WNBA salaries are significantly lower than the NBA’s pay. This leads the female basketball players to pick up additional work to supplement their incomes. For many, this involves playing abroad. Even top WNBA stars, like Sue Bird and Diana Taurasi, have done so. While that duo played in Russia, their billionaire boss was murdered. Here’s the shocking story.
Sue Bird and Diana Taurasi go to Russia for extra cash
SB Nation reports in the 2019 season, the WNBA’s maximum salary was $117,500, lower than the veteran’s minimum in the big four pro sports leagues in the U.S. But women’s basketball leagues overseas pay as much as 10 times that amount. This lures WNBA players there during the WNBA’s offseason.
Sue Bird and Diana Taurasi both spent several seasons early in their careers playing basketball in Moscow, thanks to the support of Shabtai Kalmanovich. The former KGB spy entered the business world and became a billionaire.
Using his wealth, Kalmanovich sponsored basketball teams and convinced the UConn alumni to play for his squads. He treated the ladies “like royalty” and spoiled them, paying them multiple times their U.S. salaries. Taurasi admits that money “is the only reason you go” to Russia, or any other country, to play basketball.
Bird and Taurasi knew about their boss’s sketchy past
Kalmanovich tried to present the best of himself to the players. But Bird admits they knew “he wore two hats.” He was a Russian spy for 17 years, then earned his wealth by exploiting cheap labor in South Africa. Caught for sending forged checks to America, Kalmanovich eventually ended up in Israel, where authorities arrested him for espionage.
After serving five years in prison, he was released and relocated to Russia. There, Kalmanovich grew his business ventures and took over management of the Spartak Moscow team.
Details about Shabtai Kalmanovich’s murder
Kalmanovich was murdered in November 2009, at the age of 61, in a shooting that ESPN described as “gangland style.” The Mercedes he rode in stopped at an intersection in Moscow, when it was “was riddled with submachine guns and shotguns.”
Nobody was ever charged with Kalmanovich’s murder. But authorities reached the conclusion that it was a professional hit, likely over a business disagreement. Bird was rehabbing an injury in America at the time of his death. But Taurasi was in Russia and attended his funeral.

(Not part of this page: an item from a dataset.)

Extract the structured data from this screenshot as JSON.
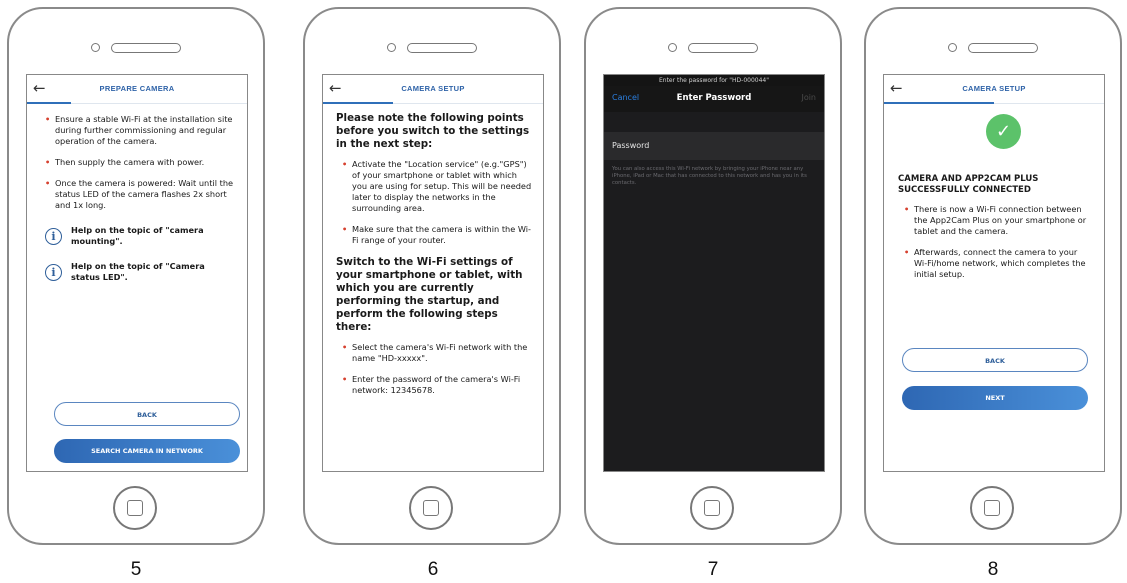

When Kalmanovich’s wife met with Taurasi, she told her that she could not guarantee the players the same high salaries that he gave them. She Taurasi and Bird the option to play elsewhere if they wanted. Taurasi stayed and played for free. Bird also returned and the duo won a final championship with the team.
Bird says that Kalmanovich viewed his players “as performers and entertainers and wanted to share [their] talents with the world.” He allowed them to have a career and make money doing it. Taurasi says “he made everything bigger than life” at a time when women’s basketball needed that.
They both praised Kalmanovich for what he did for them as people and basketball stars. They also acknowledge the other side of his life. Taurasi puts it succinctly, “We saw one side of Shabtai. We knew there was another side.”